- Build a sustainability-linked bond in Solidity.
Introducing 🌱 Sprout
Sprout is a sustainability-linked bond in Solidity, to enable the issuance and repayment of a corporate or government bond on Ethereum.
Blockchain bonds hold promise to offer significant savings in the cost of issuance and administration. Our aim is to link the bond structure to sustainability metrics submitted by an off-chain oracle, which is analyzing measurements of ecological health.
The bond contract must be adapted so that the borrower (i.e. government or corporate entity) is financially incentivized to meet sustainability targets. In our case - a simple prototype to illustrate the capability - we imagine the Greater London Authority issuing a sustainability-linked municipal bond.
In this scenario, the GLA wants to raise 1000 ether. They issue 1000 bonds with a face value of 1 ETH.
From the investor's perspective, it is a fixed-income instrument: they are paid a coupon rate of 3% of the bond's face value (i.e. 0.03 ETH) each year for 10 years, then are repaid the full face value once the bond matures.
This means that each year the GLA must pay 30 ether into the contract to repay bond holders.
However, we also want to incentivize the GLA to improve air quality in London. We will do this by linking the repayment amount to measurements of air quality, which will be calculated and submitted on an annual basis by an oracle. In this simple example, we are finding the average NOx level across London based on data generated by DEFRA, the UK Department for Environment, Food and Rural Affairs. (We will leave aside the possibility of collusion between DEFRA and the GLA for now - though this points to the importance of carefully designing the game theory of decentralized spatial finance products.)
In addition to the money repaid annually to pay bond coupons, the bond is designed so the Greater London Authority is required to pay an additional amount, based on the mean NOx levels (in µg m-3) derived from analysis of the DEFRA dataset. This variable rate will provide an economic incentive to the institution to improve air quality. We suppose that the extra funds collected based on this variable rate might be transferred to the agency tasked with improving air quality - a sort of cybernetic control system for adapting government budgeting based on observations of environmental health. We chose not to transfer the additional funds raised to investors because we did not want lenders to profit from degrading air quality.
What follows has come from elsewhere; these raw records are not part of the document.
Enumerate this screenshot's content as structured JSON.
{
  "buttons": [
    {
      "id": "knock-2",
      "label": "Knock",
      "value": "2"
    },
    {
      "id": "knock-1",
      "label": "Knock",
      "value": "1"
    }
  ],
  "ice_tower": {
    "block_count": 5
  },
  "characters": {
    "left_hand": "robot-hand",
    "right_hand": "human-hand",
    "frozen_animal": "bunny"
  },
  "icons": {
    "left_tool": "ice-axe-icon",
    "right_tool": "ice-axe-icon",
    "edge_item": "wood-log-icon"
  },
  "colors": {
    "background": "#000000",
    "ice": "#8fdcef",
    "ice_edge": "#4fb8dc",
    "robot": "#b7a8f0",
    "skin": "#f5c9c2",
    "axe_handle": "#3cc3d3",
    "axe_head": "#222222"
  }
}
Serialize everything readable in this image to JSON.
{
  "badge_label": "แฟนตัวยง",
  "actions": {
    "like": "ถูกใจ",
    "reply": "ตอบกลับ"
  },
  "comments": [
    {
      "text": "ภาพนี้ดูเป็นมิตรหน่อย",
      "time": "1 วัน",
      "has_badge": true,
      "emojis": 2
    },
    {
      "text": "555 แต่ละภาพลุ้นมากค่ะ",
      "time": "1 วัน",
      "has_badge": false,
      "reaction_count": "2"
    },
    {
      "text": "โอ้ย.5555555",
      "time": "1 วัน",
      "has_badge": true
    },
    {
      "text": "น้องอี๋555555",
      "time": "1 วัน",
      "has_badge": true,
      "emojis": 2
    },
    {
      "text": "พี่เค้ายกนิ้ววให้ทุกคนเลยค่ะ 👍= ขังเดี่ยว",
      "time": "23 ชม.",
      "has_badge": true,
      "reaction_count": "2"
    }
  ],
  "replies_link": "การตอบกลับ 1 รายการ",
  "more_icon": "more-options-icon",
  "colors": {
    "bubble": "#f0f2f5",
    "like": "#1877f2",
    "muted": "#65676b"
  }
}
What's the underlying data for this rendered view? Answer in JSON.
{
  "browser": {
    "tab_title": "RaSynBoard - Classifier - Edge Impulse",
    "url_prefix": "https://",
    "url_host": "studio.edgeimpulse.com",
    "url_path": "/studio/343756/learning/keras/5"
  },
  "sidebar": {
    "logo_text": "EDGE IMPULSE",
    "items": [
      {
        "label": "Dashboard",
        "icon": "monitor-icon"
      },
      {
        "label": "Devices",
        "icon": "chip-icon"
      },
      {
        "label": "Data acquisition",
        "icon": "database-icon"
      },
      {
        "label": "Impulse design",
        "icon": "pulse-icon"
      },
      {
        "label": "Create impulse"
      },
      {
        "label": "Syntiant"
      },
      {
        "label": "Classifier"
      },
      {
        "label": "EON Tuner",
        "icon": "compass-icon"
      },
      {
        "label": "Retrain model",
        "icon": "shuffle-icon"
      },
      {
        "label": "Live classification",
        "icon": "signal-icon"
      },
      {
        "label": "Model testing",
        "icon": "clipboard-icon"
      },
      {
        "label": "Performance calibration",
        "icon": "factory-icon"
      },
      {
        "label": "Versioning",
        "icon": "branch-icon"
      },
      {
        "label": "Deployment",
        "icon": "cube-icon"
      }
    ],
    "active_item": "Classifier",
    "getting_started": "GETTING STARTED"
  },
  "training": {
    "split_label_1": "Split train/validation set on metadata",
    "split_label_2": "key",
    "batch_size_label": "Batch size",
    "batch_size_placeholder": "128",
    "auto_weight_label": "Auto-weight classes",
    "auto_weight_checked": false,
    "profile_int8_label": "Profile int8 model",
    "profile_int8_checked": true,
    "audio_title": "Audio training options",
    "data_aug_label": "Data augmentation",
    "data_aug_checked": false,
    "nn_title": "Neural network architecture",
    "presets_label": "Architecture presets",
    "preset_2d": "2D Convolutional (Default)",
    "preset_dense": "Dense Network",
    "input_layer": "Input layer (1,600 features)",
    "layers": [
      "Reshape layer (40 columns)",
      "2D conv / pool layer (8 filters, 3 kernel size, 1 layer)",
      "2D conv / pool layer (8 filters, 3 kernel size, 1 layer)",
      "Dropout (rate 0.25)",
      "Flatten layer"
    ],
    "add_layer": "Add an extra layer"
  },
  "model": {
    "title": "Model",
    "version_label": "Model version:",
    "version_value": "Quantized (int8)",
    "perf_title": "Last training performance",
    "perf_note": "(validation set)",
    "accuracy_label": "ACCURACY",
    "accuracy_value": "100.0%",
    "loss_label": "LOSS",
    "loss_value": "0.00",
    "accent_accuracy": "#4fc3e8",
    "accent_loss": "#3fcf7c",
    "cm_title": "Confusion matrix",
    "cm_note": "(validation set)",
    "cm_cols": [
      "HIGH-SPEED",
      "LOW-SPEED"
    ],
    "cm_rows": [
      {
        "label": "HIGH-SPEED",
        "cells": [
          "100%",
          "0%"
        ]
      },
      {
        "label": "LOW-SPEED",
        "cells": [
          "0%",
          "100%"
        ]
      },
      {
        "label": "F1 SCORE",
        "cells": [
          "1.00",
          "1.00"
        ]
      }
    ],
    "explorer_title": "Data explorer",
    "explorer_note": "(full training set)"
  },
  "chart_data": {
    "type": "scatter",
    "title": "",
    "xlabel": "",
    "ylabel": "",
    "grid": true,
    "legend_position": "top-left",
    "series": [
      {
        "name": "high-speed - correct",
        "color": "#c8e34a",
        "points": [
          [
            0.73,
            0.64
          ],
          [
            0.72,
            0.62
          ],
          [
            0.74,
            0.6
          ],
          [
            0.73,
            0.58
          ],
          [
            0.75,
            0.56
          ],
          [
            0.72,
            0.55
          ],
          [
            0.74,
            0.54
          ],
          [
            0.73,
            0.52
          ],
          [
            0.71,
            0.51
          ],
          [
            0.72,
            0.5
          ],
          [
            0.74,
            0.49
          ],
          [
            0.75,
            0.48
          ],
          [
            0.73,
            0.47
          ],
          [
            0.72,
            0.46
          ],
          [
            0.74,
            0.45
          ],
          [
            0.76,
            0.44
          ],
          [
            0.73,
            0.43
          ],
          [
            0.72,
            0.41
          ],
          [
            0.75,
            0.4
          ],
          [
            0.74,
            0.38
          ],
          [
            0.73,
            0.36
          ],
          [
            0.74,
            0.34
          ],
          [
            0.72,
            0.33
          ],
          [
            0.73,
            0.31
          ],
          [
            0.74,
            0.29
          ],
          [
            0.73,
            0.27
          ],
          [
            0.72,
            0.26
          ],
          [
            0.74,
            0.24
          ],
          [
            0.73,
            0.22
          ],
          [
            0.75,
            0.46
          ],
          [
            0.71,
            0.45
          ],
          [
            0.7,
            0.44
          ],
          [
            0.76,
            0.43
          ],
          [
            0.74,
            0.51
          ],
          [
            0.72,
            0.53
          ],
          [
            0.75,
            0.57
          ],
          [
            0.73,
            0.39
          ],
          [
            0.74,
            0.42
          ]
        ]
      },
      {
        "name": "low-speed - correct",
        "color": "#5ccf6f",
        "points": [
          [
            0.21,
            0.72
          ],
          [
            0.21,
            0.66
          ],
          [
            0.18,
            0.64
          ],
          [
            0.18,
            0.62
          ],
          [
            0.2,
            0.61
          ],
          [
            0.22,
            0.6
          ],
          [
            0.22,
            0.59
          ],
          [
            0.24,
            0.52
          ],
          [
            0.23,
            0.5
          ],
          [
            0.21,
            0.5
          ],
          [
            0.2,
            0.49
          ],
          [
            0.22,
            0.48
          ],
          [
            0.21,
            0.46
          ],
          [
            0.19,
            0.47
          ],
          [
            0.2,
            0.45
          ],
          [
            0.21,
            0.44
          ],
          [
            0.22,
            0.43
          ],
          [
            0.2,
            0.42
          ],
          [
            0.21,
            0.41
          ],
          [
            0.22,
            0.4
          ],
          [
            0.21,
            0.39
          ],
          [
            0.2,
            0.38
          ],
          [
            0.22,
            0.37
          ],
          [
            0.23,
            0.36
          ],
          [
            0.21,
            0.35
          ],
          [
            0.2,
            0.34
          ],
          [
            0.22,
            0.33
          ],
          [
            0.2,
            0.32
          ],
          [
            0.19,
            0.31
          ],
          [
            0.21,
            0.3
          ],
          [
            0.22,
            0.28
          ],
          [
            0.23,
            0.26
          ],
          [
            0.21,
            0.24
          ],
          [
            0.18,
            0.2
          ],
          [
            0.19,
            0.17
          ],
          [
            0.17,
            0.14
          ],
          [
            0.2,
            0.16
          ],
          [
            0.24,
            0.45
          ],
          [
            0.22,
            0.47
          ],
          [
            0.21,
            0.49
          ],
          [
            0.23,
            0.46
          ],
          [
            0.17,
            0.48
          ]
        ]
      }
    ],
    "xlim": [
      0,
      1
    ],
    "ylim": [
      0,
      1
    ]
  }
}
It is worth emphasizing: our aim here is to demonstrate the feasibility of sustainability-linked smart contracts, not to make recommendations about the most appropriate design of these instruments.
For this bond, the Greater London Authority will be required to pay 1 ether for each measured µg m-3 of NOx.
Thus, for the term of 2003-2013, the borrower could expect to see the following dynamics:
|Total capital raised|
|Total paid coupons|
|Total variable payments|